Wednesday, March 25, 2015

Thankfulness as a Sacrifice

I would like to share something God's been laying on my heart lately. 

In my quiet time a couple weeks ago, I was reading through Ephesians and read Eph. 5:4 which says that we are to not let any foolishness or filthiness or even crude joking come out of you mouth but instead, let there be thankfulness.

That thought really stuck with me, and I tried to replace unnecessary words with thankfulness.

Only a couple days ago in my quiet time, I read Psalm 50. 

It's God talking and saying that while, yes, offering animals sacrifices is okay, God desires thankfulness. 

He says to make thankfulness your sacrifice to Him... then when you call of Him in times of trouble, He will rescue you.

Psalm 50:23 says, "But giving thanks is a sacrifice that truly honors me. If you keep to my path, I will reveal to you the salvation of God."

Through the good times and the bad times, the way we can worship Him—the way we can glorify our totally worthy God—is by daily giving thanks to Him for all He has done.

Thursday, March 5, 2015

Let It Snow

Wash me, and I shall be whiter than snow. Psalm 51:7

It's snowing today. The beautiful storm reminds me of my redemptive story.

I was in a cave—a cave of sin—black as tar. The air in the cave was lonely and heavy, hard to bear. The cave was my sin, and I (on my own) could do nothing about it.

My actions followed the pattern of the cave. My actions left pain and heartache. My actions were like a murder crime scene, blood flung and splashed everywhere—on walls and stained to the floor. From all my actions, I thought I had escaped, but Someone never left my side.

I was turned in, going to the courthouse, positive I would be called out: "guilty as charged." The Judge examined my files, but He didn't need to. He's all-knowing, very wise, and most of all—holy. He doesn't desire someone with a cave like mine.

When He finished looking at my papers, He looked at me with eyes full of tears, eyes full of compassion.

"Ashlyn," He called gently, "I know the depth of your cave.
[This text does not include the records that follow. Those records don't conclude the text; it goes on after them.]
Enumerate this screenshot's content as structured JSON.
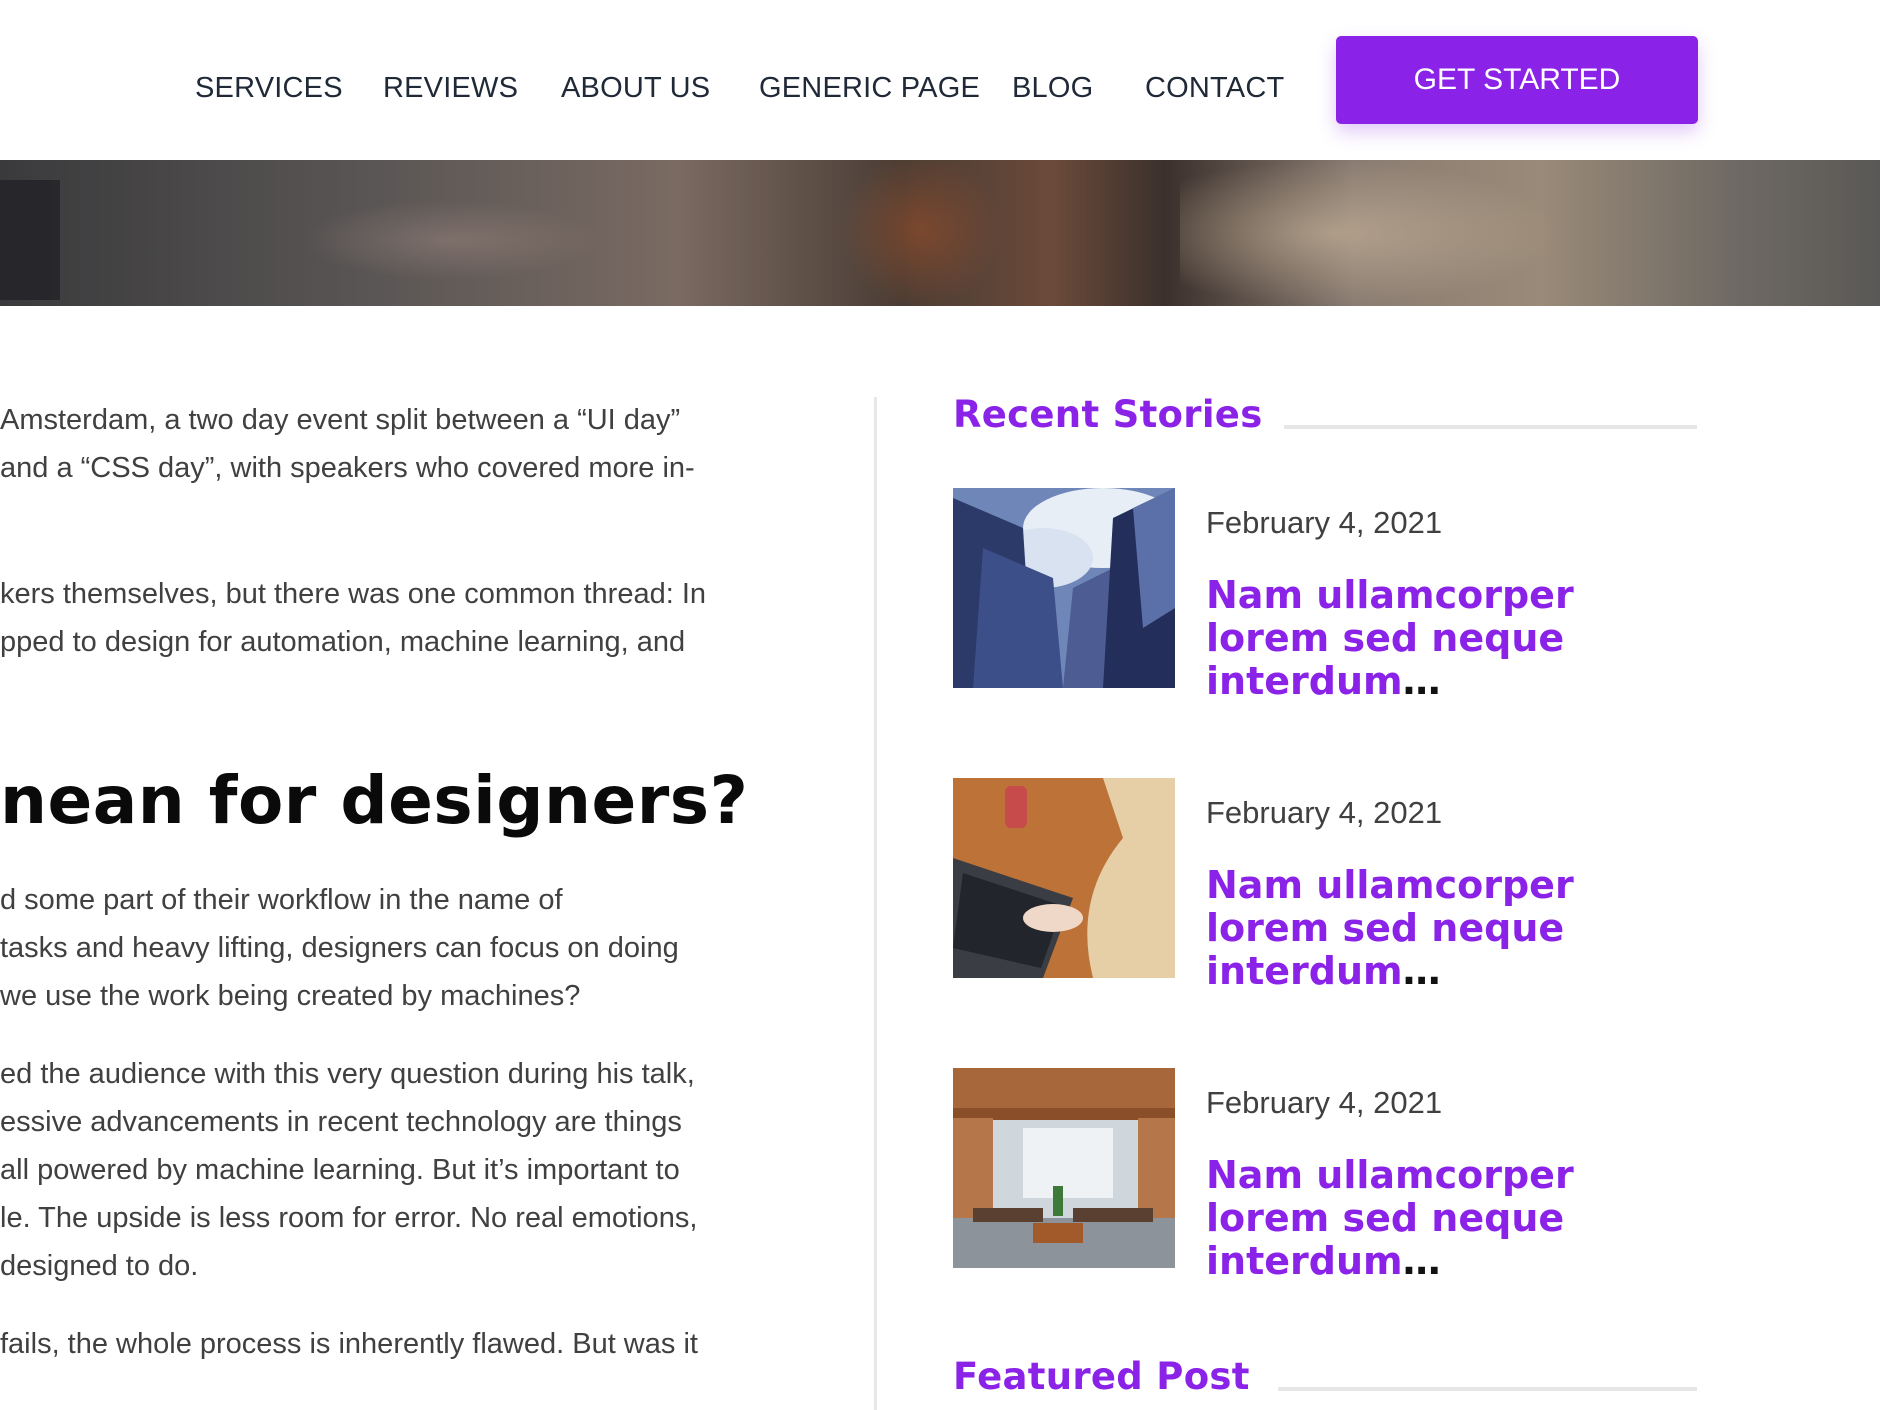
{
  "nav": {
    "links": [
      "SERVICES",
      "REVIEWS",
      "ABOUT US",
      "GENERIC PAGE",
      "BLOG",
      "CONTACT"
    ],
    "cta_label": "GET STARTED"
  },
  "article": {
    "p1": [
      "Amsterdam, a two day event split between a “UI day”",
      "and a “CSS day”, with speakers who covered more in-"
    ],
    "p2": [
      "kers themselves, but there was one common thread: In",
      "pped to design for automation, machine learning, and"
    ],
    "heading": "nean for designers?",
    "p3": [
      "d some part of their workflow in the name of",
      " tasks and heavy lifting, designers can focus on doing",
      " we use the work being created by machines?"
    ],
    "p4": [
      "ed the audience with this very question during his talk,",
      "essive advancements in recent technology are things",
      "all powered by machine learning. But it’s important to",
      "le. The upside is less room for error. No real emotions,",
      "designed to do."
    ],
    "p5": [
      "fails, the whole process is inherently flawed. But was it"
    ]
  },
  "sidebar": {
    "recent_title": "Recent Stories",
    "featured_title": "Featured Post",
    "stories": [
      {
        "date": "February 4, 2021",
        "title": "Nam ullamcorper lorem sed neque interdum",
        "ellipsis": "…",
        "thumb": "glass-skyscrapers-image"
      },
      {
        "date": "February 4, 2021",
        "title": "Nam ullamcorper lorem sed neque interdum",
        "ellipsis": "…",
        "thumb": "laptop-typing-image"
      },
      {
        "date": "February 4, 2021",
        "title": "Nam ullamcorper lorem sed neque interdum",
        "ellipsis": "…",
        "thumb": "open-office-image"
      }
    ]
  },
  "colors": {
    "accent": "#8b22e8",
    "text": "#404040",
    "heading": "#0a0a0a",
    "nav": "#1f2937"
  }
}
I know the vastness of your horrific actions. But I must ask you a question."

"Yes, Judge?" I replied.

"Do you know the depth of my love? Do you know the vastness of my forgiveness?"

I stood in silence, confused, but a glimmer of hope sparked in me.

"While you were shedding blood in your horrible actions," the Judge explained, "I sent my Son out. I wanted Him to bring you in so I could heal your scars. But in your actions, you murdered Him."

I stood ashamed.

"But see, Ashlyn, that was part of My plan all along. Three days after you killed Him, He came back to life! He used His blood to wash away the blood stains you left behind. 

I glanced up from staring shamefully at my feet and looked out the window. It was snowing.

"The snow is covering up the murder crime scenes, and it's turning your black cave white. I have forgiven you. You are free."

I was dumbfounded. The Judge forgave me? He did all of this for me?

The Judge saw how confused I was, stepped away from His desk, and opened His arms wide.

I ran to Him. As He held me in His arms, I learned that this Man is not only Judge, but my loving Redeemer. 

The cave represents our heart. It is black with sin until Jesus' blood washes our hearts white as snow. God has forgiven us of all of our sinful actions, and He lovingly reaches out to us, desiring us to run to Him because He cares for us.

Come now let us reason together, says the LORD: though your sins are like scarlet, they shall be as white as snow; though they are red like crimson, they shall become like wool. Isaiah 1:18